# Aim of the exercise
Reproduce the data below in full. Nothing should differ from the original.

# Stored data entries
------------------------------------------------------------

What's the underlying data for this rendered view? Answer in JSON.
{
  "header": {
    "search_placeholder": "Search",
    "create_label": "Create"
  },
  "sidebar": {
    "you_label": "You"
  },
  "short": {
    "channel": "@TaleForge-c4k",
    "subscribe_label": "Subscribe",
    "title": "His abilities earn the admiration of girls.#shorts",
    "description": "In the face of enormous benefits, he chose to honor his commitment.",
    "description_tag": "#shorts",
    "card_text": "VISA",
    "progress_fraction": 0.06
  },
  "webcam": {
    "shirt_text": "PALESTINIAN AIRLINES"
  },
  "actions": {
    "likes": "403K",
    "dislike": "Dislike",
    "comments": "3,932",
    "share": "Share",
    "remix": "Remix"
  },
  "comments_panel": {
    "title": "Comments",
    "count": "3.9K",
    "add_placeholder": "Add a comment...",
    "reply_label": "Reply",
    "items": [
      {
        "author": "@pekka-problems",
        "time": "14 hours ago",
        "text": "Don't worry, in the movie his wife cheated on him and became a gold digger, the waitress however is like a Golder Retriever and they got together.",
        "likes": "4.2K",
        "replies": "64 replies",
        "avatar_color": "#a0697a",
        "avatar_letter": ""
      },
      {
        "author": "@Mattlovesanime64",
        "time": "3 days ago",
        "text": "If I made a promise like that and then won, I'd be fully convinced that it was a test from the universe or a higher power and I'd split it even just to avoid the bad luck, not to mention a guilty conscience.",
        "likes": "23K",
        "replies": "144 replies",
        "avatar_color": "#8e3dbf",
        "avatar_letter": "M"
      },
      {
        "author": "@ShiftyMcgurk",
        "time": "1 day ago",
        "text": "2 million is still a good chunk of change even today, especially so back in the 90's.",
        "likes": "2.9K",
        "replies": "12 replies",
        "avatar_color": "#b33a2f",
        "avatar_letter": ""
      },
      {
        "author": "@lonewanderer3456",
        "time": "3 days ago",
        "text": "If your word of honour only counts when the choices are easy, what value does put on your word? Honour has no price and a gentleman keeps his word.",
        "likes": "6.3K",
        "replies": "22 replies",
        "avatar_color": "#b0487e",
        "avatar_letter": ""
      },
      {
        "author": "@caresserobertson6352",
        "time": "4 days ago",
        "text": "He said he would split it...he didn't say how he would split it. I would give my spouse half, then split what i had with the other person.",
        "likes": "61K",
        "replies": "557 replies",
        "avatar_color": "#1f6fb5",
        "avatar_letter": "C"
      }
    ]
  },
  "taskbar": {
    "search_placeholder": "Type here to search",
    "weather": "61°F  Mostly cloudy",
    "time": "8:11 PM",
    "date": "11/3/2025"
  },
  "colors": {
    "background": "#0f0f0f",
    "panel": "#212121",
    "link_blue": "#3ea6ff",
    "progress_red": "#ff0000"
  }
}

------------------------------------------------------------

# Task output
What's the underlying data for this rendered view? Answer in JSON.
{
  "header": {
    "search_placeholder": "Search",
    "create_label": "Create"
  },
  "sidebar": {
    "you_label": "You"
  },
  "short": {
    "channel": "@TaleForge-c4k",
    "subscribe_label": "Subscribe",
    "title": "His abilities earn the admiration of girls.#shorts",
    "description": "In the face of enormous benefits, he chose to honor his commitment.",
    "description_tag": "#shorts",
    "card_text": "VISA",
    "progress_fraction": 0.06
  },
  "webcam": {
    "shirt_text": "PALESTINIAN AIRLINES"
  },
  "actions": {
    "likes": "403K",
    "dislike": "Dislike",
    "comments": "3,932",
    "share": "Share",
    "remix": "Remix"
  },
  "comments_panel": {
    "title": "Comments",
    "count": "3.9K",
    "add_placeholder": "Add a comment...",
    "reply_label": "Reply",
    "items": [
      {
        "author": "@pekka-problems",
        "time": "14 hours ago",
        "text": "Don't worry, in the movie his wife cheated on him and became a gold digger, the waitress however is like a Golder Retriever and they got together.",
        "likes": "4.2K",
        "replies": "64 replies",
        "avatar_color": "#a0697a",
        "avatar_letter": ""
      },
      {
        "author": "@Mattlovesanime64",
        "time": "3 days ago",
        "text": "If I made a promise like that and then won, I'd be fully convinced that it was a test from the universe or a higher power and I'd split it even just to avoid the bad luck, not to mention a guilty conscience.",
        "likes": "23K",
        "replies": "144 replies",
        "avatar_color": "#8e3dbf",
        "avatar_letter": "M"
      },
      {
        "author": "@ShiftyMcgurk",
        "time": "1 day ago",
        "text": "2 million is still a good chunk of change even today, especially so back in the 90's.",
        "likes": "2.9K",
        "replies": "12 replies",
        "avatar_color": "#b33a2f",
        "avatar_letter": ""
      },
      {
        "author": "@lonewanderer3456",
        "time": "3 days ago",
        "text": "If your word of honour only counts when the choices are easy, what value does put on your word? Honour has no price and a gentleman keeps his word.",
        "likes": "6.3K",
        "replies": "22 replies",
        "avatar_color": "#b0487e",
        "avatar_letter": ""
      },
      {
        "author": "@caresserobertson6352",
        "time": "4 days ago",
        "text": "He said he would split it...he didn't say how he would split it. I would give my spouse half, then split what i had with the other person.",
        "likes": "61K",
        "replies": "557 replies",
        "avatar_color": "#1f6fb5",
        "avatar_letter": "C"
      }
    ]
  },
  "taskbar": {
    "search_placeholder": "Type here to search",
    "weather": "61°F  Mostly cloudy",
    "time": "8:11 PM",
    "date": "11/3/2025"
  },
  "colors": {
    "background": "#0f0f0f",
    "panel": "#212121",
    "link_blue": "#3ea6ff",
    "progress_red": "#ff0000"
  }
}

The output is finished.